can gorilla glue epoxy be sanded?

Can gorilla glue epoxy be sanded? Yes, gorilla glue epoxy can be sanded! It is important to use the correct sandpaper for each specific project.

You will need 80 grit paper for taking down the high spots and a fine grit paper like 220 or higher for finishing the project and creating a smooth surface.

Can Gorilla Glue be sanded?

Yes, Gorilla Glue can be sanded. It is best to wait for it to dry before sanding down any excess glue or material. Sanding is not recommended while the epoxy is wet because wet epoxy will bond to your sandpaper and clog it up.

If you do choose to use a bit of water on an old rag and rub gently after drying off the excess with a towel, make sure that you don’t saturate the bond with water.

You can use coarse grit paper first, followed by fine grit paper if necessary when working with Gorilla Glue Brand Products.

Can Gorilla Glue be sanded and painted?

Yes, Gorilla Glue can be sanded. However, you shouldn’t expect to get a perfectly smooth finish when you do so. It’s best to sand down your surface with fine grit sandpaper (120-150) and then go over it again with a medium grit (180-220).

See also  How do you make epoxy glue?

Once you have your surface prepared, it’s time to get painting! You can paint anything with Gorilla Glue: wood, metal, concrete—you name it!

We recommend using latex or oil-based paints for the best results. Be sure not to apply too much pressure when painting as this may cause bubbles or uneven coverage on the surface of your project.

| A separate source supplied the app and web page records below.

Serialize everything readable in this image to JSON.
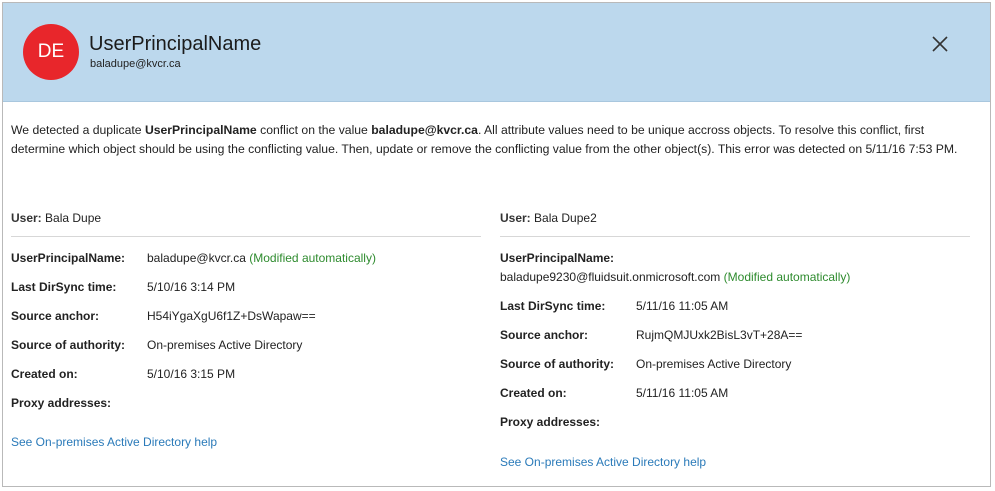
{
  "header": {
    "initials": "DE",
    "title": "UserPrincipalName",
    "subtitle": "baladupe@kvcr.ca",
    "avatar_color": "#e8262b",
    "background_color": "#bcd8ed",
    "close_icon": "close-icon"
  },
  "message": {
    "p1": "We detected a duplicate ",
    "attr": "UserPrincipalName",
    "p2": " conflict on the value ",
    "value": "baladupe@kvcr.ca",
    "p3": ". All attribute values need to be unique accross objects. To resolve this conflict, first determine which object should be using the conflicting value. Then, update or remove the conflicting value from the other object(s). This error was detected on 5/11/16 7:53 PM."
  },
  "left": {
    "user_label": "User:",
    "user_name": "Bala Dupe",
    "upn_label": "UserPrincipalName:",
    "upn_value": "baladupe@kvcr.ca",
    "upn_note": "(Modified automatically)",
    "dirsync_label": "Last DirSync time:",
    "dirsync_value": "5/10/16 3:14 PM",
    "anchor_label": "Source anchor:",
    "anchor_value": "H54iYgaXgU6f1Z+DsWapaw==",
    "authority_label": "Source of authority:",
    "authority_value": "On-premises Active Directory",
    "created_label": "Created on:",
    "created_value": "5/10/16 3:15 PM",
    "proxy_label": "Proxy addresses:",
    "help_link": "See On-premises Active Directory help"
  },
  "right": {
    "user_label": "User:",
    "user_name": "Bala Dupe2",
    "upn_label": "UserPrincipalName:",
    "upn_value": "baladupe9230@fluidsuit.onmicrosoft.com",
    "upn_note": "(Modified automatically)",
    "dirsync_label": "Last DirSync time:",
    "dirsync_value": "5/11/16 11:05 AM",
    "anchor_label": "Source anchor:",
    "anchor_value": "RujmQMJUxk2BisL3vT+28A==",
    "authority_label": "Source of authority:",
    "authority_value": "On-premises Active Directory",
    "created_label": "Created on:",
    "created_value": "5/11/16 11:05 AM",
    "proxy_label": "Proxy addresses:",
    "help_link": "See On-premises Active Directory help"
  },
  "colors": {
    "link": "#2a7ab9",
    "modified_note": "#2e8b2e"
  }
}
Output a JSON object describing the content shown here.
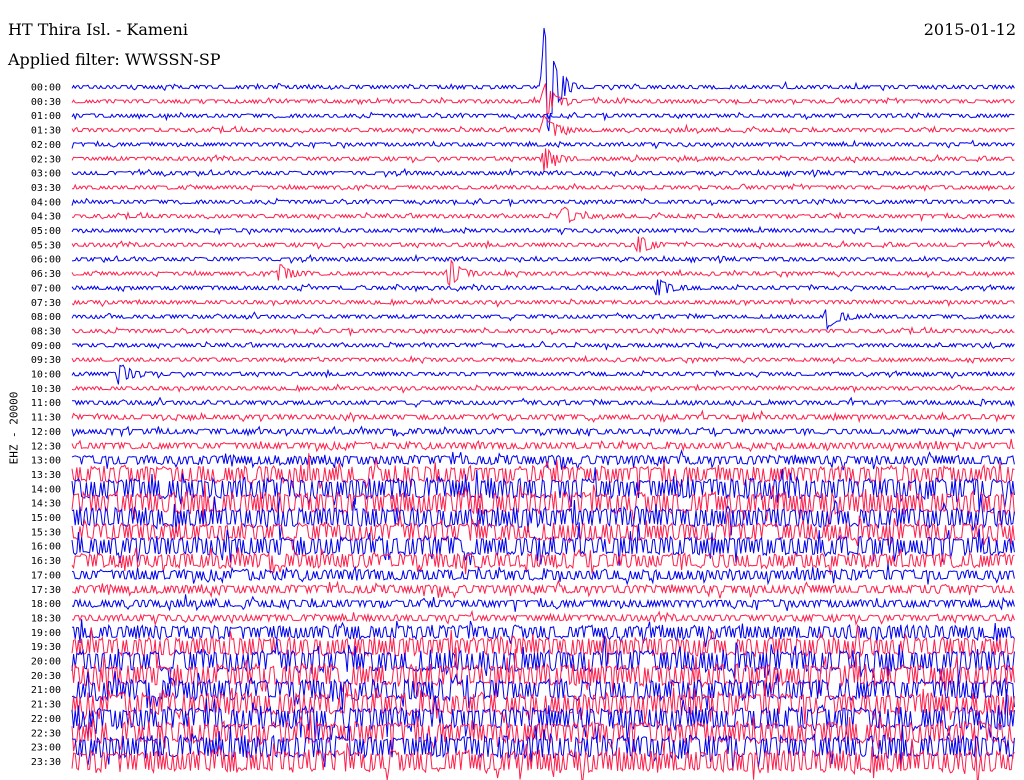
{
  "header": {
    "station": "HT Thira Isl. - Kameni",
    "date": "2015-01-12",
    "filter": "Applied filter: WWSSN-SP"
  },
  "chart_data": {
    "type": "line",
    "title": "HT Thira Isl. - Kameni",
    "subtitle": "Applied filter: WWSSN-SP",
    "date": "2015-01-12",
    "ylabel": "EHZ - 20000",
    "colors": [
      "#0000ee",
      "#ff1f4b"
    ],
    "time_labels": [
      "00:00",
      "00:30",
      "01:00",
      "01:30",
      "02:00",
      "02:30",
      "03:00",
      "03:30",
      "04:00",
      "04:30",
      "05:00",
      "05:30",
      "06:00",
      "06:30",
      "07:00",
      "07:30",
      "08:00",
      "08:30",
      "09:00",
      "09:30",
      "10:00",
      "10:30",
      "11:00",
      "11:30",
      "12:00",
      "12:30",
      "13:00",
      "13:30",
      "14:00",
      "14:30",
      "15:00",
      "15:30",
      "16:00",
      "16:30",
      "17:00",
      "17:30",
      "18:00",
      "18:30",
      "19:00",
      "19:30",
      "20:00",
      "20:30",
      "21:00",
      "21:30",
      "22:00",
      "22:30",
      "23:00",
      "23:30"
    ],
    "noise_level": [
      0.35,
      0.35,
      0.35,
      0.35,
      0.35,
      0.35,
      0.35,
      0.35,
      0.35,
      0.35,
      0.35,
      0.35,
      0.35,
      0.35,
      0.35,
      0.35,
      0.35,
      0.35,
      0.35,
      0.35,
      0.35,
      0.35,
      0.4,
      0.45,
      0.5,
      0.6,
      0.9,
      1.6,
      2.0,
      2.1,
      1.9,
      1.7,
      1.8,
      1.4,
      1.0,
      0.8,
      0.7,
      0.6,
      1.3,
      1.8,
      2.1,
      2.1,
      2.0,
      2.1,
      2.2,
      2.1,
      2.2,
      2.1
    ],
    "events": [
      {
        "trace": 0,
        "time_frac": 0.5,
        "amplitude": 18
      },
      {
        "trace": 1,
        "time_frac": 0.5,
        "amplitude": 5
      },
      {
        "trace": 3,
        "time_frac": 0.5,
        "amplitude": 4
      },
      {
        "trace": 5,
        "time_frac": 0.5,
        "amplitude": 3
      },
      {
        "trace": 9,
        "time_frac": 0.52,
        "amplitude": 2.5
      },
      {
        "trace": 11,
        "time_frac": 0.6,
        "amplitude": 2.5
      },
      {
        "trace": 13,
        "time_frac": 0.4,
        "amplitude": 4
      },
      {
        "trace": 13,
        "time_frac": 0.22,
        "amplitude": 2.5
      },
      {
        "trace": 14,
        "time_frac": 0.62,
        "amplitude": 2.8
      },
      {
        "trace": 16,
        "time_frac": 0.8,
        "amplitude": 3.5
      },
      {
        "trace": 20,
        "time_frac": 0.05,
        "amplitude": 3
      }
    ]
  }
}
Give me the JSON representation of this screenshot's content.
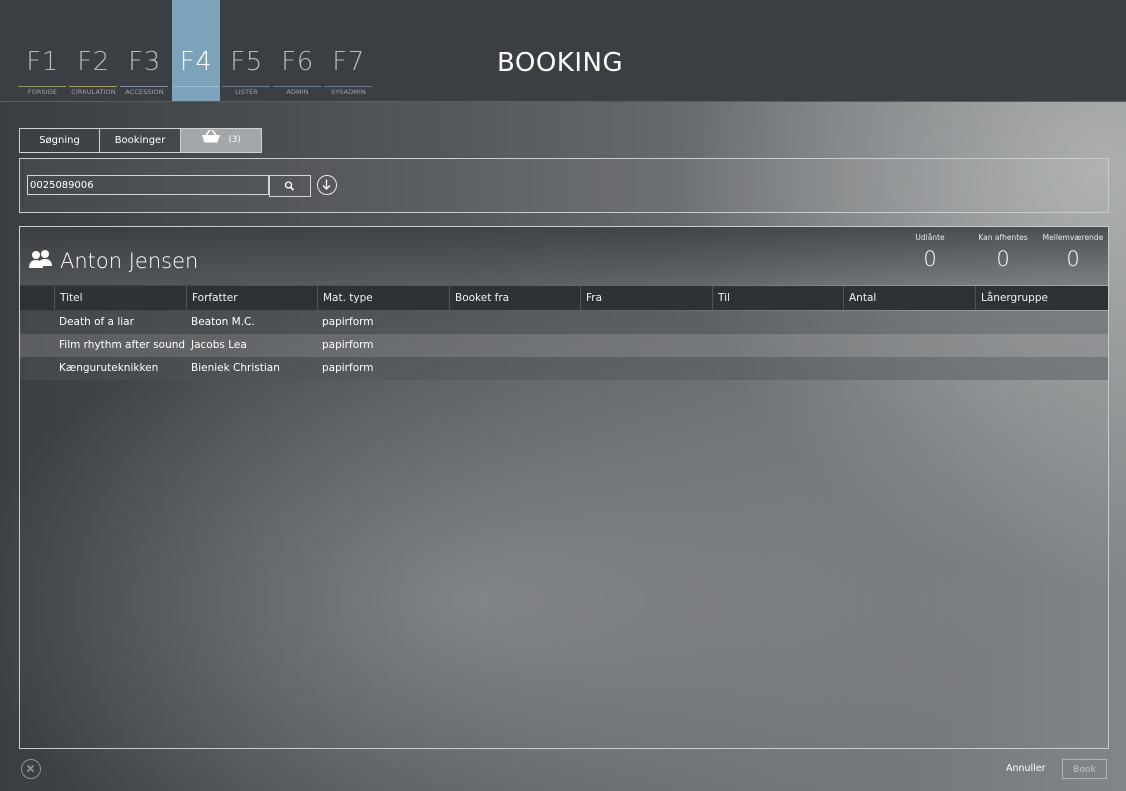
{
  "nav": {
    "keys": [
      {
        "key": "F1",
        "label": "FORSIDE"
      },
      {
        "key": "F2",
        "label": "CIRKULATION"
      },
      {
        "key": "F3",
        "label": "ACCESSION"
      },
      {
        "key": "F4",
        "label": ""
      },
      {
        "key": "F5",
        "label": "LISTER"
      },
      {
        "key": "F6",
        "label": "ADMIN"
      },
      {
        "key": "F7",
        "label": "SYSADMIN"
      }
    ],
    "active": "F4"
  },
  "page_title": "BOOKING",
  "tabs": {
    "search": "Søgning",
    "bookings": "Bookinger",
    "basket_count": "(3)"
  },
  "search": {
    "value": "0025089006"
  },
  "user": {
    "name": "Anton Jensen"
  },
  "stats": [
    {
      "label": "Udlånte",
      "value": "0"
    },
    {
      "label": "Kan afhentes",
      "value": "0"
    },
    {
      "label": "Mellemværende",
      "value": "0"
    }
  ],
  "table": {
    "columns": [
      "Titel",
      "Forfatter",
      "Mat. type",
      "Booket fra",
      "Fra",
      "Til",
      "Antal",
      "Lånergruppe"
    ],
    "rows": [
      [
        "Death of a liar",
        "Beaton M.C.",
        "papirform",
        "",
        "",
        "",
        "",
        ""
      ],
      [
        "Film rhythm after sound",
        "Jacobs Lea",
        "papirform",
        "",
        "",
        "",
        "",
        ""
      ],
      [
        "Kænguruteknikken",
        "Bieniek Christian",
        "papirform",
        "",
        "",
        "",
        "",
        ""
      ]
    ]
  },
  "footer": {
    "cancel": "Annuller",
    "book": "Book"
  },
  "colors": {
    "topbar": "#3b3f43",
    "active_tab": "#7da3bb",
    "table_header": "#2f3235"
  }
}
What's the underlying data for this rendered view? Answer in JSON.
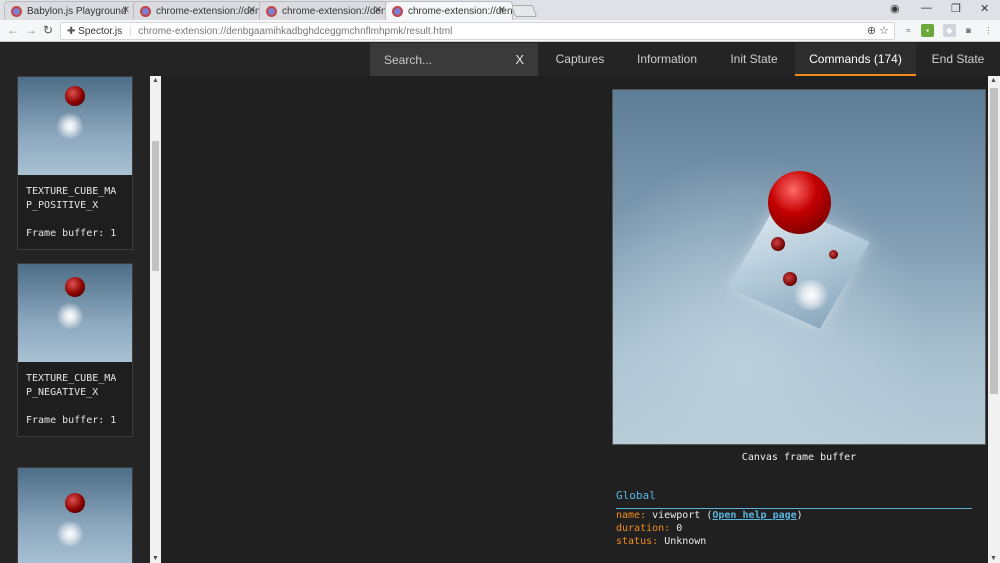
{
  "browser": {
    "tabs": [
      {
        "title": "Babylon.js Playground",
        "active": false
      },
      {
        "title": "chrome-extension://denb",
        "active": false
      },
      {
        "title": "chrome-extension://denb",
        "active": false
      },
      {
        "title": "chrome-extension://denb",
        "active": true
      }
    ],
    "address": {
      "site": "Spector.js",
      "url": "chrome-extension://denbgaamihkadbghdceggmchnflmhpmk/result.html"
    }
  },
  "spector": {
    "search_placeholder": "Search...",
    "search_clear": "X",
    "tabs": [
      {
        "label": "Captures",
        "active": false
      },
      {
        "label": "Information",
        "active": false
      },
      {
        "label": "Init State",
        "active": false
      },
      {
        "label": "Commands (174)",
        "active": true
      },
      {
        "label": "End State",
        "active": false
      }
    ],
    "accent_color": "#f28b1e",
    "link_color": "#5ab4e0"
  },
  "thumbnails": [
    {
      "name": "TEXTURE_CUBE_MAP_POSITIVE_X",
      "name_line1": "TEXTURE_CUBE_MA",
      "name_line2": "P_POSITIVE_X",
      "framebuffer": "Frame buffer: 1"
    },
    {
      "name": "TEXTURE_CUBE_MAP_NEGATIVE_X",
      "name_line1": "TEXTURE_CUBE_MA",
      "name_line2": "P_NEGATIVE_X",
      "framebuffer": "Frame buffer: 1"
    },
    {
      "name": "",
      "name_line1": "",
      "name_line2": "",
      "framebuffer": ""
    }
  ],
  "preview": {
    "caption": "Canvas frame buffer"
  },
  "global": {
    "title": "Global",
    "name_key": "name:",
    "name_value": "viewport",
    "help_link": "Open help page",
    "duration_key": "duration:",
    "duration_value": "0",
    "status_key": "status:",
    "status_value": "Unknown"
  }
}
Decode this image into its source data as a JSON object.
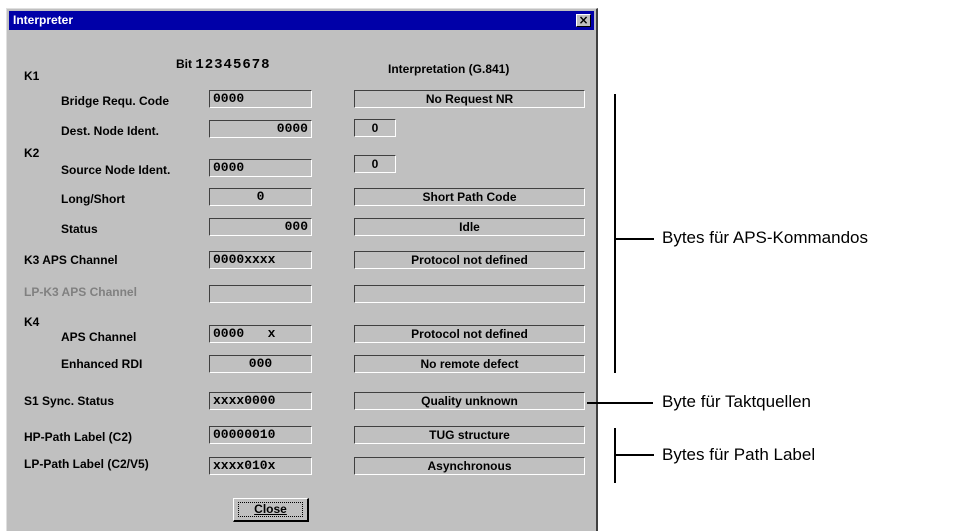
{
  "window": {
    "title": "Interpreter",
    "close_glyph": "×"
  },
  "header": {
    "bit_label": "Bit",
    "bit_digits": "12345678",
    "interpretation_label": "Interpretation (G.841)"
  },
  "groups": {
    "k1": "K1",
    "k2": "K2",
    "k3": "K3 APS Channel",
    "lpk3": "LP-K3 APS Channel",
    "k4": "K4",
    "s1": "S1 Sync. Status",
    "hp": "HP-Path Label (C2)",
    "lp": "LP-Path Label (C2/V5)"
  },
  "rows": {
    "bridge": {
      "label": "Bridge Requ. Code",
      "bits": "0000",
      "interp": "No Request NR"
    },
    "dest": {
      "label": "Dest. Node Ident.",
      "bits": "0000",
      "interp": "0"
    },
    "source": {
      "label": "Source Node Ident.",
      "bits": "0000",
      "interp": "0"
    },
    "longshort": {
      "label": "Long/Short",
      "bits": "0",
      "interp": "Short Path Code"
    },
    "status": {
      "label": "Status",
      "bits": "000",
      "interp": "Idle"
    },
    "k3": {
      "bits": "0000xxxx",
      "interp": "Protocol not defined"
    },
    "lpk3": {
      "bits": "",
      "interp": ""
    },
    "apsch": {
      "label": "APS Channel",
      "bits": "0000   x",
      "interp": "Protocol not defined"
    },
    "rdi": {
      "label": "Enhanced RDI",
      "bits": "000",
      "interp": "No remote defect"
    },
    "s1": {
      "bits": "xxxx0000",
      "interp": "Quality unknown"
    },
    "hp": {
      "bits": "00000010",
      "interp": "TUG structure"
    },
    "lp": {
      "bits": "xxxx010x",
      "interp": "Asynchronous"
    }
  },
  "buttons": {
    "close": "Close"
  },
  "annotations": {
    "aps": "Bytes für APS-Kommandos",
    "sync": "Byte für Taktquellen",
    "path": "Bytes für Path Label"
  }
}
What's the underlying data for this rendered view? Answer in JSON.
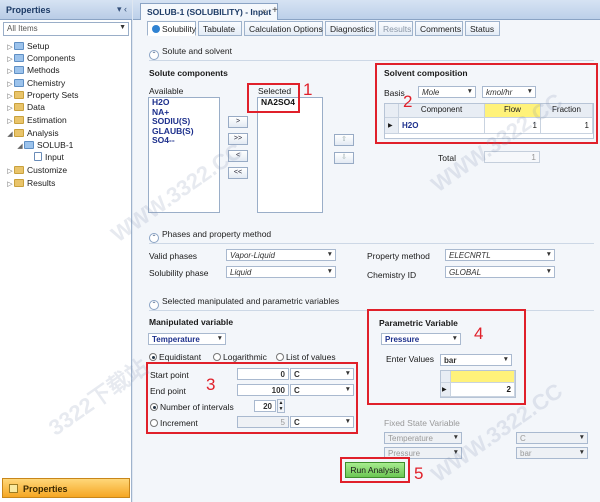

Does Gorilla Glue epoxy get hard?

Gorilla Glue epoxy is slow-curing, meaning that it gets hard slowly.

This means you can sand Gorilla glue epoxy within 24 hours of applying it without damaging the bond.

However, if you wait too long before sanding your project will be stronger and harder to sand down.

If this happens, try using fine grit sandpaper instead of coarse grit paper so that you don’t damage any areas like edges where the bond may be weak from curing too long.

What is the difference between Gorilla Glue and Gorilla Epoxy?

The most obvious difference between these two products is that Gorilla Glue is white glue, while Gorilla Epoxy is a clear epoxy.

Gorilla Glue is water-based and flexible, whereas Gorilla Epoxy is solvent-based and stronger.

Can you paint over Gorilla Glue epoxy?

Gorilla Glue is not paintable. However, you can use any paint that is compatible with the surface you are painting over.

It is best to use flat oil-based paint if you are painting over Gorilla Glue epoxy because it will be easier to clean and maintain later on in your project.

Can you Unglue Gorilla Glue?

Gorilla Glue is a polymer-based solvent that bonds to most surfaces. It doesn’t break down with water or dissolve in petroleum-based solvents, but it can be unglued with an acetone-based nail polish remover.

See also  Can you use Elmers clear glue as resin?

If you’re trying to remove Gorilla Glue from plastic or glass, try using a citrus solvent such as Citra Solv or Goof Off instead of acetone-based nail polish removers because these products are less likely to damage the surface.

When can you paint over Gorilla Glue?

Yes, you can paint over Gorilla Glue. However, it’s not a good idea to paint over Gorilla Glue when it is still wet or tacky.

This will cause the glue to lift off the surface and make a mess of your project.

When painting over gorilla glue, wait until it is fully cured and dry before painting. You should also sand down any rough or non-flat areas on your project if possible because this will give you a smoother application of paint in those areas later on.

What will Gorilla Glue not stick to?

Gorilla Glue will not stick to:

  • plastic
  • glass
  • porcelain
  • ceramic tile
  • wood
  • metal
  • concrete or drywall.

Conclusion

Can gorilla glue epoxy be sanded? The short answer is yes, but it will take a lot of time and effort. You’ll need to use very fine-grit sandpaper (up to 600) to accomplish this task.

The process may not be worth the time and effort for most people, as there are other ways to get rid of high spots on your project without having any visible evidence that they were ever there in the first place (like filler or putty).

Photo of author

Martin Flood

Martin Flood has been working in the construction industry for over 20 years as a general contractor with expertise in remodeling projects that are large or small. He has furthered his career by specializing in epoxy resin flooring, providing excellent service to both commercial and residential clients. Martin’s experience enables him to offer professional advice on how to choose the right type of project based on your needs and budget.

Leave a Comment